Monday, April 11th, 2016
There’s nothing worse than organized disorder.
Tuesday, December 8th, 2015
Fallout from Apple’s lawsuit against Samsung, this article by Yoni Heisler contains images of abandoned iPhone designs and the lengthy agenda of a 2010 executive team meeting written by Steve Jobs himself.
Thursday, October 15th, 2015
The Practice of Management
Peter F. Drucker
Talk about a dent in the universe! This classy Cold War tome cuts it open to demand space for a new thing: management. The universe complied.
Tuesday, October 13th, 2015
According to Michael Schrage in “Whether You’re Qualified Depends on How You’re Quantified”, being a paid-up participant in the Quantified Self movement will soon be a requirement for getting a decent job. “Best-in-class performers are relentlessly dedicated to measurable self-improvement,” he writes. “Consequently, they relentlessly self-quantify.”
Wednesday, April 3rd, 2013
“On the Festival of Freedom, we are taking an important step toward energy independence,” the Prime Minister’s Office announced, as Israel’s Mediterranean natural gas fields turn online (FT registration required).
Wednesday, October 10th, 2012
Wednesday, June 13th, 2012
“There were many, many truly ingenious features revealed…” David Pogue writes that Apple’s latest product announcements are “dizzying”.
Tuesday, April 24th, 2012
Though I and the author, 42-year-old David Bainbridge, may be biased, middle-aged humans are the crowning achievement of evolution. [via aldaily.com]
Sunday, November 13th, 2011
Israel’s new fence along the Egyptian border is going up fast.
Friday, September 9th, 2011
Walter Russell Mead: The slow motion collapse of the postal service, like some great prehistoric mastodon inexorably sinking into the La Brea Tarpits, deserves close attention.
Friday, August 26th, 2011
Thursday, August 4th, 2011
Monday, July 11th, 2011
Tuesday, May 31st, 2011
Saturday, March 19th, 2011
Friday, October 15th, 2010
Tuesday, September 21st, 2010
Friday, April 9th, 2010
Monday, April 5th, 2010
Bureaucracies temporarily reverse the Second Law of Thermodynamics. In a bureaucracy, it’s easier to make a process more complex than to make it simpler, and easier to create a new burden than kill an old one.
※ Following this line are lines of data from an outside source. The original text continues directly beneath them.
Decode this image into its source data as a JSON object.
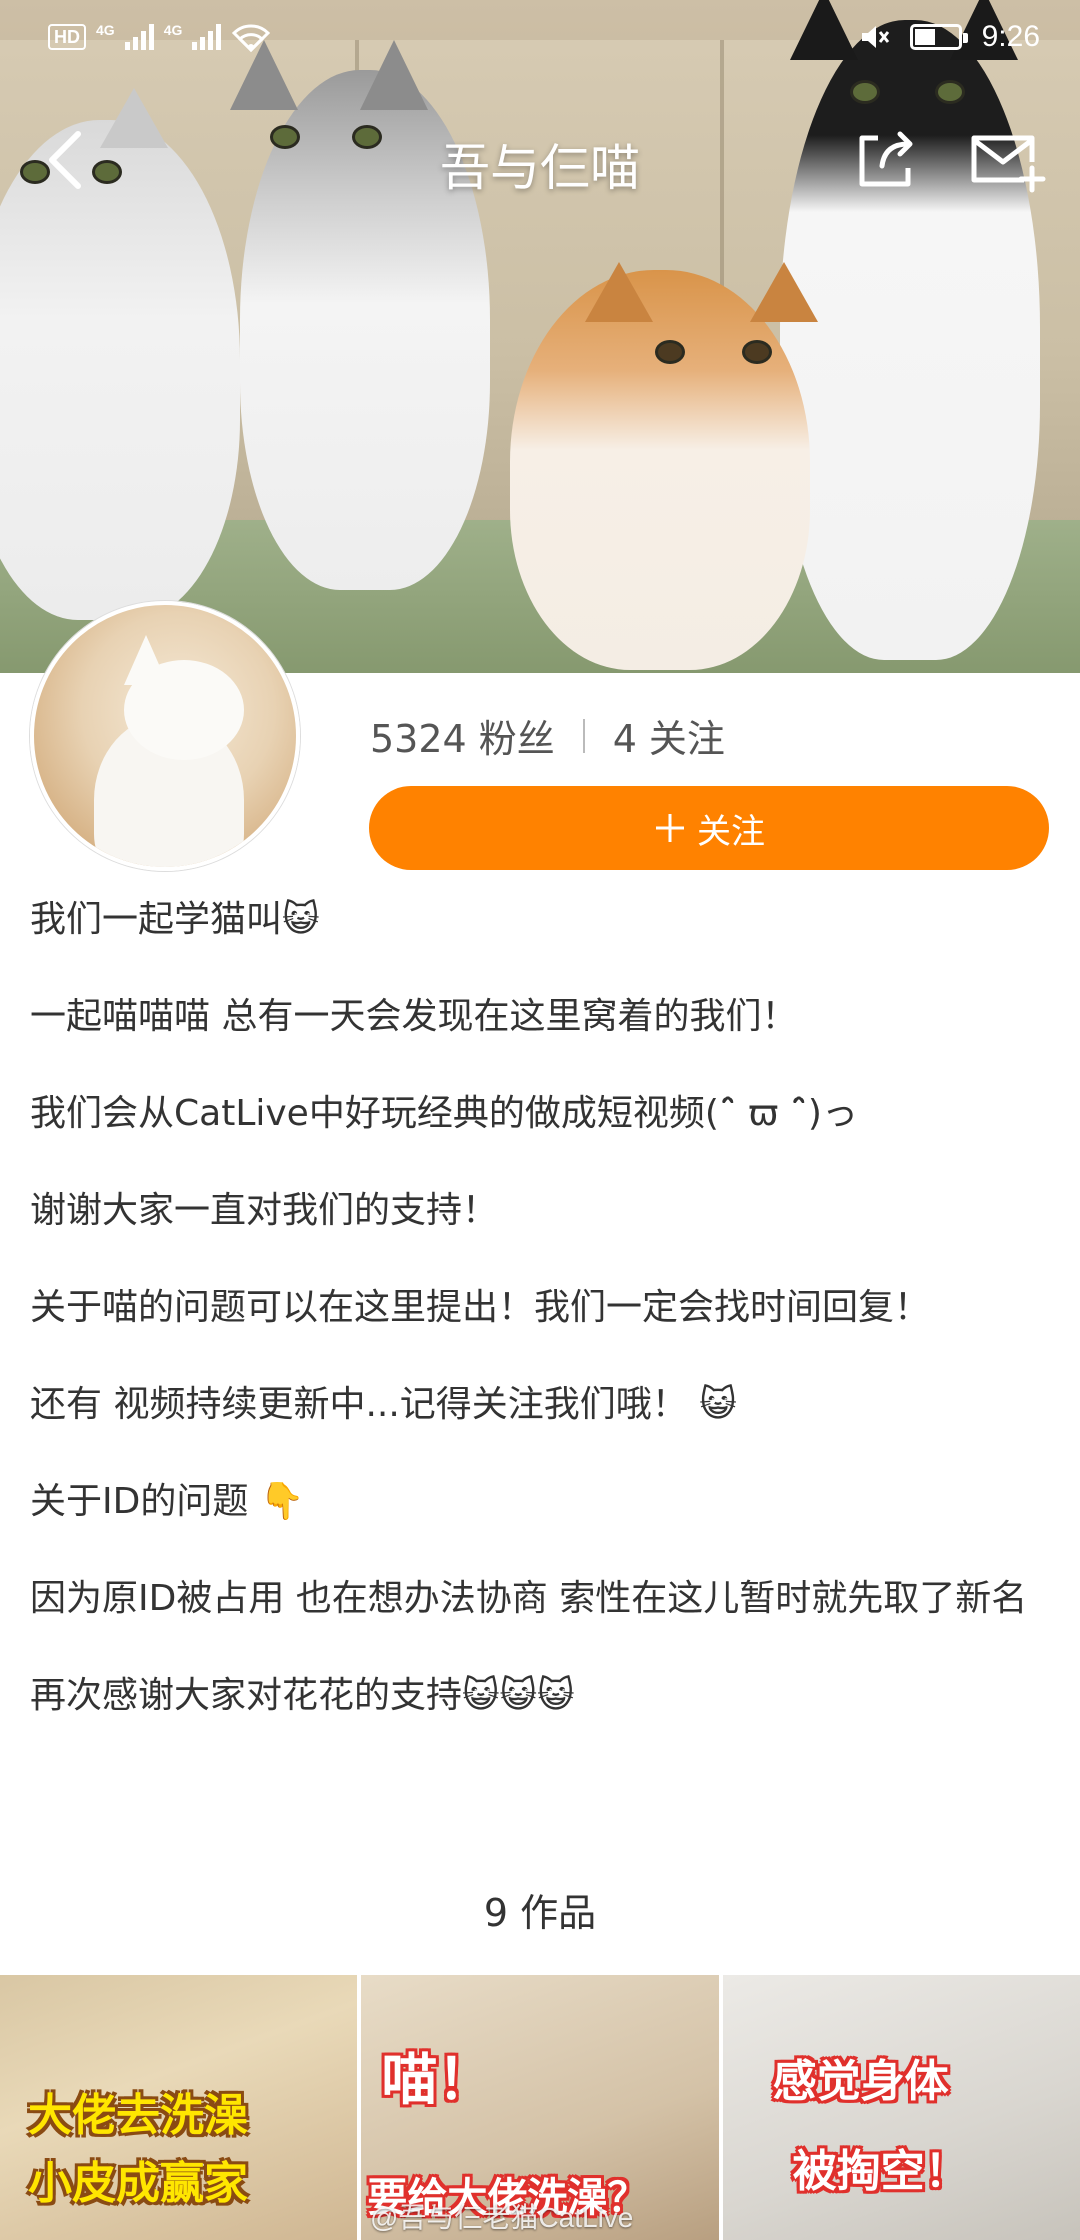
{
  "status_bar": {
    "hd": "HD",
    "network1": "4G",
    "network2": "4G",
    "time": "9:26",
    "battery_level": 0.45,
    "icons": [
      "wifi-icon",
      "mute-icon",
      "battery-icon"
    ]
  },
  "nav": {
    "title": "吾与仨喵",
    "icons": [
      "back-arrow-icon",
      "share-icon",
      "message-icon"
    ]
  },
  "profile": {
    "followers_count": "5324",
    "followers_label": "粉丝",
    "following_count": "4",
    "following_label": "关注",
    "follow_button_label": "关注",
    "follow_button_icon": "plus-icon"
  },
  "colors": {
    "accent": "#ff8200",
    "text": "#333333",
    "muted": "#555555"
  },
  "bio": [
    "我们一起学猫叫😺",
    "一起喵喵喵  总有一天会发现在这里窝着的我们！",
    "我们会从CatLive中好玩经典的做成短视频(ˆ̑ ϖ ˆ̑)っ",
    "谢谢大家一直对我们的支持！",
    "关于喵的问题可以在这里提出！我们一定会找时间回复！",
    "还有 视频持续更新中...记得关注我们哦！ 😺",
    "关于ID的问题 👇",
    "因为原ID被占用 也在想办法协商 索性在这儿暂时就先取了新名",
    "再次感谢大家对花花的支持😺😺😺"
  ],
  "works": {
    "count_label": "9 作品",
    "thumbnails": [
      {
        "line1": "大佬去洗澡",
        "line2": "小皮成赢家"
      },
      {
        "line1": "喵！",
        "line2": "要给大佬洗澡？"
      },
      {
        "line1": "感觉身体",
        "line2": "被掏空！"
      }
    ]
  },
  "watermark": "@吾与仨老猫CatLive"
}
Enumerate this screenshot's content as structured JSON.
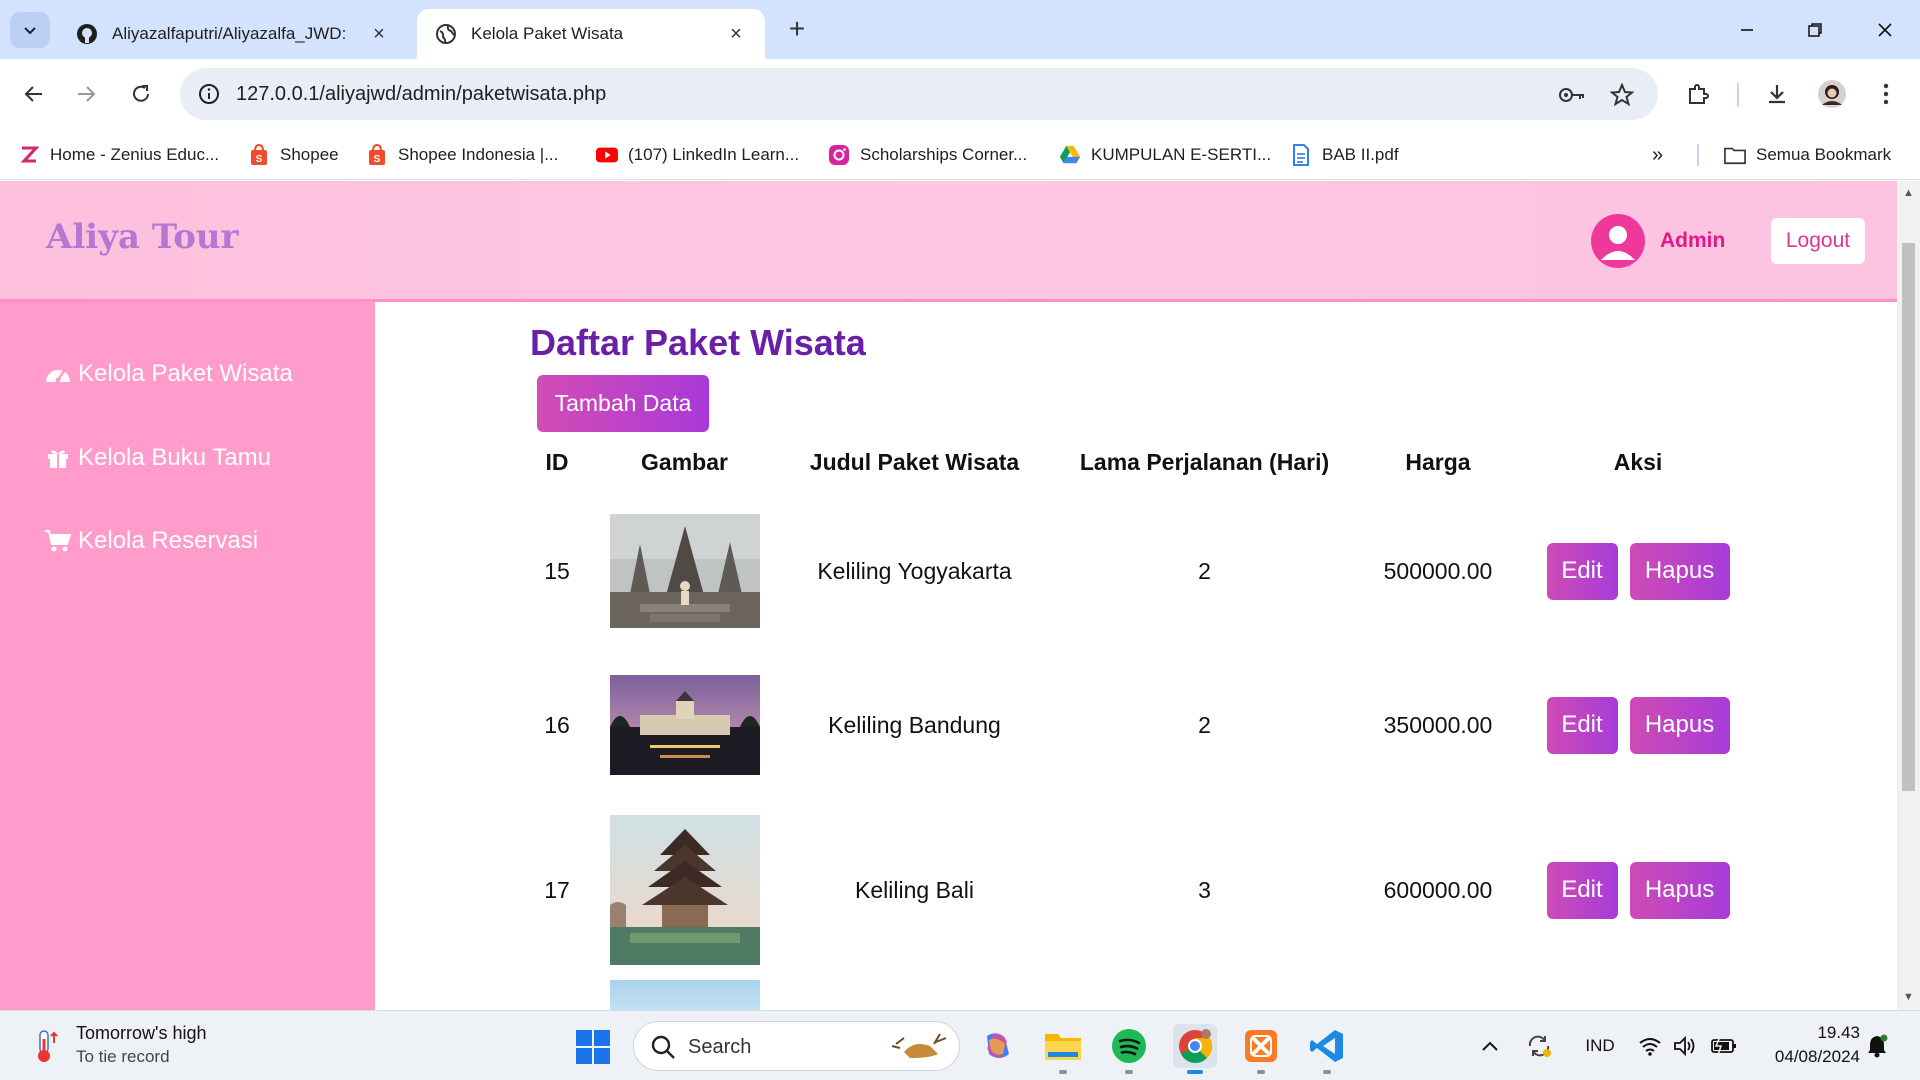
{
  "browser": {
    "tabs": [
      {
        "title": "Aliyazalfaputri/Aliyazalfa_JWD: ",
        "active": false
      },
      {
        "title": "Kelola Paket Wisata",
        "active": true
      }
    ],
    "url": "127.0.0.1/aliyajwd/admin/paketwisata.php",
    "bookmarks": [
      {
        "label": "Home - Zenius Educ...",
        "icon": "zenius-icon"
      },
      {
        "label": "Shopee",
        "icon": "shopee-icon"
      },
      {
        "label": "Shopee Indonesia |...",
        "icon": "shopee-icon"
      },
      {
        "label": "(107) LinkedIn Learn...",
        "icon": "youtube-icon"
      },
      {
        "label": "Scholarships Corner...",
        "icon": "instagram-icon"
      },
      {
        "label": "KUMPULAN E-SERTI...",
        "icon": "google-drive-icon"
      },
      {
        "label": "BAB II.pdf",
        "icon": "document-icon"
      }
    ],
    "all_bookmarks_label": "Semua Bookmark"
  },
  "site": {
    "brand": "Aliya Tour",
    "user_label": "Admin",
    "logout_label": "Logout",
    "colors": {
      "header": "#ffc7e2",
      "sidebar": "#ff9ccb",
      "accent": "#e5188a",
      "title": "#6a1fa8",
      "button": "#b93fcc"
    }
  },
  "sidebar": {
    "items": [
      {
        "label": "Kelola Paket Wisata",
        "icon": "dashboard-gauge-icon"
      },
      {
        "label": "Kelola Buku Tamu",
        "icon": "gift-icon"
      },
      {
        "label": "Kelola Reservasi",
        "icon": "shopping-cart-icon"
      }
    ]
  },
  "main": {
    "title": "Daftar Paket Wisata",
    "add_button": "Tambah Data",
    "columns": [
      "ID",
      "Gambar",
      "Judul Paket Wisata",
      "Lama Perjalanan (Hari)",
      "Harga",
      "Aksi"
    ],
    "rows": [
      {
        "id": "15",
        "image": "temple-photo",
        "judul": "Keliling Yogyakarta",
        "lama": "2",
        "harga": "500000.00"
      },
      {
        "id": "16",
        "image": "city-hall-photo",
        "judul": "Keliling Bandung",
        "lama": "2",
        "harga": "350000.00"
      },
      {
        "id": "17",
        "image": "bali-pagoda-photo",
        "judul": "Keliling Bali",
        "lama": "3",
        "harga": "600000.00"
      }
    ],
    "edit_label": "Edit",
    "delete_label": "Hapus"
  },
  "taskbar": {
    "weather_title": "Tomorrow's high",
    "weather_sub": "To tie record",
    "search_placeholder": "Search",
    "language": "IND",
    "time": "19.43",
    "date": "04/08/2024"
  }
}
Sunday, April 4th, 2010
I’m not passing the buck; this is someone else’s decision.
David Brent in The Office
Monday, November 16th, 2009
Invert, always invert.
Monday, September 28th, 2009
All orthodoxies believe that if you do the right thing, in the right way, at the right time, you will probably end up in possession of the right frame of mind.
Tuesday, January 14th, 2003